Tasmanian magpies don’t swoop …

Tasmanian magpies don’t swoop …

but no-one knows why!

Posted on 11.10.2019

Tasmanian magpies are very polite. Of the almost 3,000 reported attacks so far in 2019, only one was in the island state.While mainland Australians go to great lengths to avoid being swooped, the magpies in Tasmania barely bat an eyelid at the state’s human inhabitants.

So why don’t Tasmanian magpies swoop?

Relaxed maggies

Magpies are native to Tasmania and are abundant across the state, though exact numbers are unknown.

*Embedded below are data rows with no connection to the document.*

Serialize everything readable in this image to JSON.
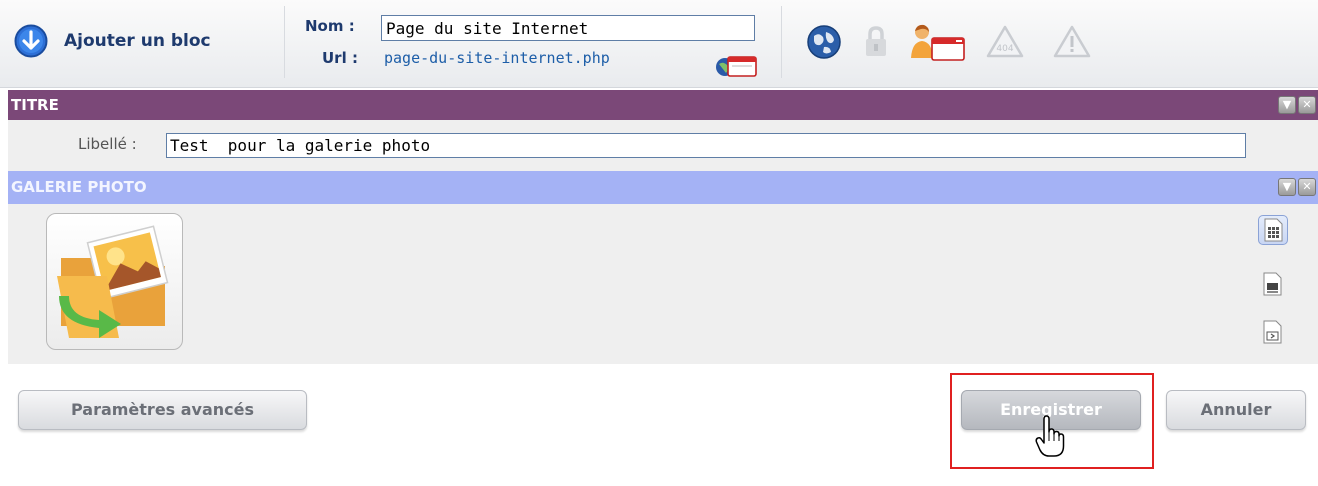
{
  "toolbar": {
    "add_block_label": "Ajouter un bloc",
    "name_label": "Nom :",
    "name_value": "Page du site Internet",
    "url_label": "Url :",
    "url_value": "page-du-site-internet.php",
    "icons": [
      "globe-icon",
      "lock-icon",
      "user-window-icon",
      "error-404-icon",
      "warning-icon"
    ]
  },
  "titre_section": {
    "header": "TITRE",
    "libelle_label": "Libellé :",
    "libelle_value": "Test  pour la galerie photo"
  },
  "galerie_section": {
    "header": "GALERIE PHOTO",
    "layout_icons": [
      "grid-layout-icon",
      "strip-layout-icon",
      "slideshow-layout-icon"
    ]
  },
  "actions": {
    "advanced_label": "Paramètres avancés",
    "save_label": "Enregistrer",
    "cancel_label": "Annuler"
  },
  "colors": {
    "titre_header": "#7b4878",
    "galerie_header": "#a4b2f5",
    "highlight": "#e02020"
  }
}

“For whatever reason Tasmanian magpies don’t swoop in the same way that mainland magpies swoop,” BirdLife Tasmania ornithologist Eric Woehler said.

Dr Woehler said it was unclear whether it was to do with Tasmania not having as many magpies in urban areas like other parts of the country.

“Whether it’s just simply that they are a bit more chill down here and a bit less stressed about people or that they don’t breed close to people, which brings out this defence behaviour, we don’t know,” he said.

He said the few reports of swooping magpies in Tasmania were usually because a bird had been harassed.

“When we have had records in the past of kids being swooped it turns out the kids were throwing rocks at them or something and the birds are simply being aggravated rather than it being a natural behaviour,” Dr Woehler said.


Key points:

  • Of all the magpie attacks reported so far this year, 0.03 per cent were in Tasmania
  • A bird expert says incidents in the state are usually the result of provocation
  • It’s possible that Tasmanian magpies may simply be” a bit more chill” than their mainland cousins

“We’ve known for many, many years that our birds aren’t aggressive like the mainland ones,”

Georgie Burgess
ABC News




Have a story to tell or news to share?

Let us know by Submitting a News Story

Discover Queensland

Explore all of Queensland’s adventures.

Start Exploring

What's On



An Outdoor-tober activity

National Children’s Week

Children's Week celebrates the right of children to enjoy childhood - to demonstrate their talents, skills and abilities
Read more



An Outdoor-tober activity

Gone Fishing Day

When all Australians can get out on the water for a fish!
Read more



2019 Australian Walking & Cycling Conference

Read more

Latest News

Pre-existing Health Conditions

Incidents in the Outdoors: Pre-existing Health Conditions

Read more
Active Clubs Funding Now Open

Providing funding of up to $2,000 for either equipment or training

Read more
Tourism Industry Business Capability Program

Supporting tourism operators across the state by building digital capability

Read more

Become a member

QORF welcomes applications for new Community and Green Circle Members from organisations and individuals involved in the outdoors

Learn More
Tail Lights by Georgina Pratten